Data is not enough. Data is great for trending and thinking long-term, but being on the floor and seeing operations is where you can really begin to problem solve. Moreover, being on the floor with your team sends a symbolic message that you are there to support them.
I recently spoke with a top hospital executive who didn’t know how to approach conducting a gemba walk. With hospital floors as busy as they are, she wanted to be helpful, not an annoyance to the care team. So to her, shadowing a nurse was the right move to make. “I wanted to know what was going on, but didn’t want to be in the way. I still kind of feel like I’m in the way even when I shadow her.”
There is a famous restaurant in Michigan where the owner manages his business just by refilling water glasses.
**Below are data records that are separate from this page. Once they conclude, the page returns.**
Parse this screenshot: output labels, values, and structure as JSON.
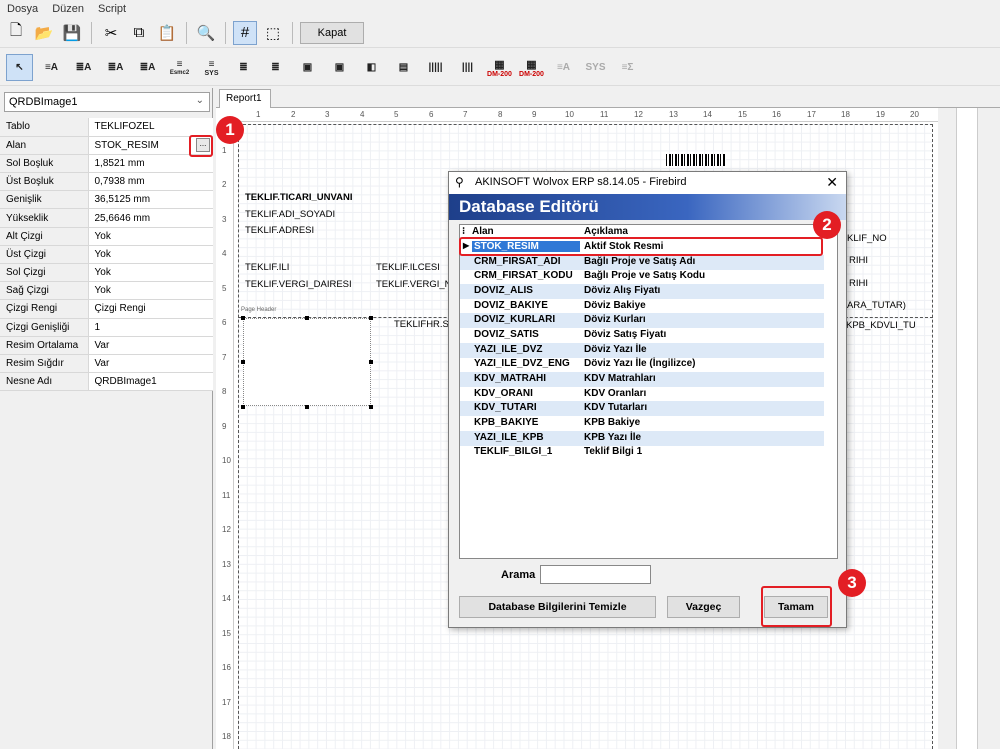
{
  "menu": {
    "items": [
      "Dosya",
      "Düzen",
      "Script"
    ]
  },
  "toolbar1": {
    "close_label": "Kapat"
  },
  "toolbar2": {
    "esmc_label": "Esmc2",
    "sys_label": "SYS",
    "dm_label_1": "DM-200",
    "dm_label_2": "DM-200"
  },
  "left": {
    "component_select": "QRDBImage1",
    "properties": [
      {
        "name": "Tablo",
        "value": "TEKLIFOZEL"
      },
      {
        "name": "Alan",
        "value": "STOK_RESIM"
      },
      {
        "name": "Sol Boşluk",
        "value": "1,8521 mm"
      },
      {
        "name": "Üst Boşluk",
        "value": "0,7938 mm"
      },
      {
        "name": "Genişlik",
        "value": "36,5125 mm"
      },
      {
        "name": "Yükseklik",
        "value": "25,6646 mm"
      },
      {
        "name": "Alt Çizgi",
        "value": "Yok"
      },
      {
        "name": "Üst Çizgi",
        "value": "Yok"
      },
      {
        "name": "Sol Çizgi",
        "value": "Yok"
      },
      {
        "name": "Sağ Çizgi",
        "value": "Yok"
      },
      {
        "name": "Çizgi Rengi",
        "value": "Çizgi Rengi"
      },
      {
        "name": "Çizgi Genişliği",
        "value": "1"
      },
      {
        "name": "Resim Ortalama",
        "value": "Var"
      },
      {
        "name": "Resim Sığdır",
        "value": "Var"
      },
      {
        "name": "Nesne Adı",
        "value": "QRDBImage1"
      }
    ],
    "ellipsis": "..."
  },
  "report": {
    "tab": "Report1",
    "ruler_h": [
      "1",
      "2",
      "3",
      "4",
      "5",
      "6",
      "7",
      "8",
      "9",
      "10",
      "11",
      "12",
      "13",
      "14",
      "15",
      "16",
      "17",
      "18",
      "19",
      "20"
    ],
    "ruler_v": [
      "1",
      "2",
      "3",
      "4",
      "5",
      "6",
      "7",
      "8",
      "9",
      "10",
      "11",
      "12",
      "13",
      "14",
      "15",
      "16",
      "17",
      "18"
    ],
    "fields": {
      "unvan": "TEKLIF.TICARI_UNVANI",
      "adsoyad": "TEKLIF.ADI_SOYADI",
      "adres": "TEKLIF.ADRESI",
      "ili": "TEKLIF.ILI",
      "ilcesi": "TEKLIF.ILCESI",
      "vergi_dairesi": "TEKLIF.VERGI_DAIRESI",
      "vergi_no": "TEKLIF.VERGI_N",
      "teklifhr": "TEKLIFHR.ST",
      "page_header": "Page Header",
      "r_no": "KLIF_NO",
      "r_tarihi1": "RIHI",
      "r_tarihi2": "RIHI",
      "r_ara_tutar": "ARA_TUTAR)",
      "r_kdv": "KPB_KDVLI_TU"
    }
  },
  "dialog": {
    "title": "AKINSOFT Wolvox ERP s8.14.05 - Firebird",
    "close": "✕",
    "header": "Database Editörü",
    "col_alan": "Alan",
    "col_aciklama": "Açıklama",
    "rows": [
      {
        "alan": "STOK_RESIM",
        "aciklama": "Aktif Stok Resmi"
      },
      {
        "alan": "CRM_FIRSAT_ADI",
        "aciklama": "Bağlı Proje ve Satış Adı"
      },
      {
        "alan": "CRM_FIRSAT_KODU",
        "aciklama": "Bağlı Proje ve Satış Kodu"
      },
      {
        "alan": "DOVIZ_ALIS",
        "aciklama": "Döviz Alış Fiyatı"
      },
      {
        "alan": "DOVIZ_BAKIYE",
        "aciklama": "Döviz Bakiye"
      },
      {
        "alan": "DOVIZ_KURLARI",
        "aciklama": "Döviz Kurları"
      },
      {
        "alan": "DOVIZ_SATIS",
        "aciklama": "Döviz Satış Fiyatı"
      },
      {
        "alan": "YAZI_ILE_DVZ",
        "aciklama": "Döviz Yazı İle"
      },
      {
        "alan": "YAZI_ILE_DVZ_ENG",
        "aciklama": "Döviz Yazı İle (İngilizce)"
      },
      {
        "alan": "KDV_MATRAHI",
        "aciklama": "KDV Matrahları"
      },
      {
        "alan": "KDV_ORANI",
        "aciklama": "KDV Oranları"
      },
      {
        "alan": "KDV_TUTARI",
        "aciklama": "KDV Tutarları"
      },
      {
        "alan": "KPB_BAKIYE",
        "aciklama": "KPB Bakiye"
      },
      {
        "alan": "YAZI_ILE_KPB",
        "aciklama": "KPB Yazı İle"
      },
      {
        "alan": "TEKLIF_BILGI_1",
        "aciklama": "Teklif Bilgi 1"
      }
    ],
    "search_label": "Arama",
    "search_value": "",
    "btn_clear": "Database Bilgilerini Temizle",
    "btn_cancel": "Vazgeç",
    "btn_ok": "Tamam"
  },
  "badges": [
    "1",
    "2",
    "3"
  ],
  "colors": {
    "accent_red": "#e31e24",
    "selected_blue": "#2f78d6",
    "alt_row": "#dde9f7"
  }
}
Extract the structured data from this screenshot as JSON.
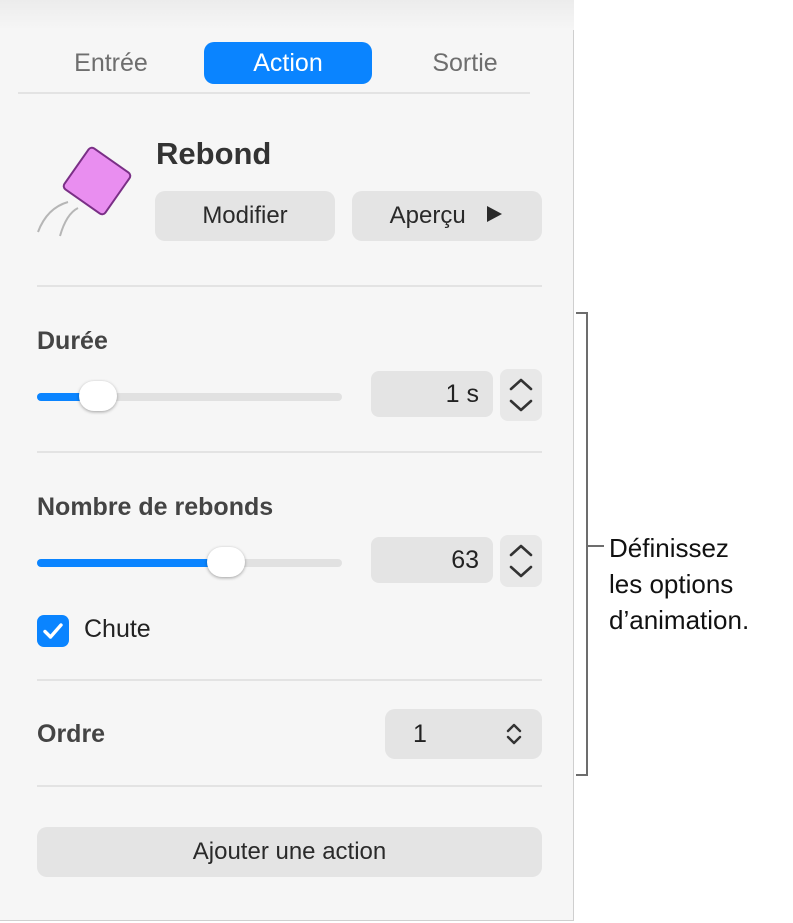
{
  "tabs": [
    {
      "label": "Entrée",
      "active": false
    },
    {
      "label": "Action",
      "active": true
    },
    {
      "label": "Sortie",
      "active": false
    }
  ],
  "animation": {
    "title": "Rebond",
    "edit_label": "Modifier",
    "preview_label": "Aperçu",
    "preview_icon": "play-icon"
  },
  "duration": {
    "label": "Durée",
    "value": "1 s",
    "slider_fraction": 0.2
  },
  "bounces": {
    "label": "Nombre de rebonds",
    "value": "63",
    "slider_fraction": 0.62
  },
  "fall": {
    "label": "Chute",
    "checked": true
  },
  "order": {
    "label": "Ordre",
    "value": "1"
  },
  "add_action_label": "Ajouter une action",
  "callout": {
    "lines": [
      "Définissez",
      "les options",
      "d’animation."
    ]
  },
  "colors": {
    "accent": "#0a84ff",
    "shape_fill": "#e98ef0"
  }
}
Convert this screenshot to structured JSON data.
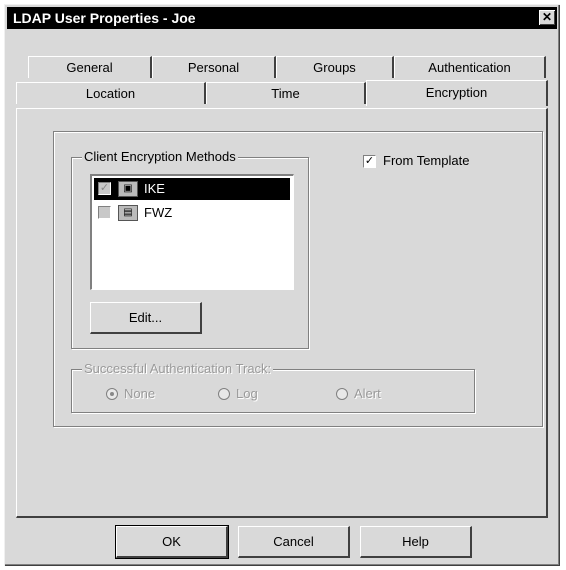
{
  "window": {
    "title": "LDAP User Properties - Joe",
    "close_glyph": "✕"
  },
  "tabs_row1": [
    {
      "label": "General"
    },
    {
      "label": "Personal"
    },
    {
      "label": "Groups"
    },
    {
      "label": "Authentication"
    }
  ],
  "tabs_row2": [
    {
      "label": "Location"
    },
    {
      "label": "Time"
    },
    {
      "label": "Encryption",
      "active": true
    }
  ],
  "client_encryption": {
    "group_label": "Client Encryption Methods",
    "methods": [
      {
        "label": "IKE",
        "checked": true,
        "selected": true,
        "icon": "ike-icon"
      },
      {
        "label": "FWZ",
        "checked": false,
        "selected": false,
        "icon": "fwz-icon"
      }
    ],
    "edit_button": "Edit..."
  },
  "from_template": {
    "label": "From Template",
    "checked": true
  },
  "auth_track": {
    "group_label": "Successful Authentication Track:",
    "options": [
      {
        "label": "None",
        "checked": true
      },
      {
        "label": "Log",
        "checked": false
      },
      {
        "label": "Alert",
        "checked": false
      }
    ]
  },
  "footer": {
    "ok_label": "OK",
    "cancel_label": "Cancel",
    "help_label": "Help"
  }
}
Not wanting to be intrusive to staff, but still wanting to deliver value to customers, he grabs a pitcher of water and rounds the tables during the dinner time rush. Not wanting to interrupt customers’ conversation or awkwardly ask how dinner is going, the manager observes patrons’ body language and listens to what people are saying about the food and service. And he does just with the simple act of refilling water.
The beauty of gemba visits are that they are for everyone. It’s amazing how well we think we know a process, but when we actually stand there and watch the process of work as it gets done, we see how different things are. We begin to see problems and opportunities for improvement and/or creativity.
I remember a project in which I worked with a team of process improvement professionals. We had numerous phone calls about a particular process and were given process maps to study prior to our visit. However, upon visiting the gemba, it was clear that although these individuals may have “stopped in” at the gemba of their client, they were not really looking at the real work being done or asking the right questions. Within minutes of our arrival, we saw problems they hadn’t seen because they truly hadn’t spent enough time there. Had they done so, they would have seen the bottlenecks in the process, the amount of variation in the process, and the clear lack of standards.
How you can make the work of your staff and team members easier? How can you tell what kind of work is being done (value added versus non-value added)? What do you actually see? To start, you need to go the gemba. Then it’s time to ask yourself and your team members the really big question: What are you going to do with what you’ve learned?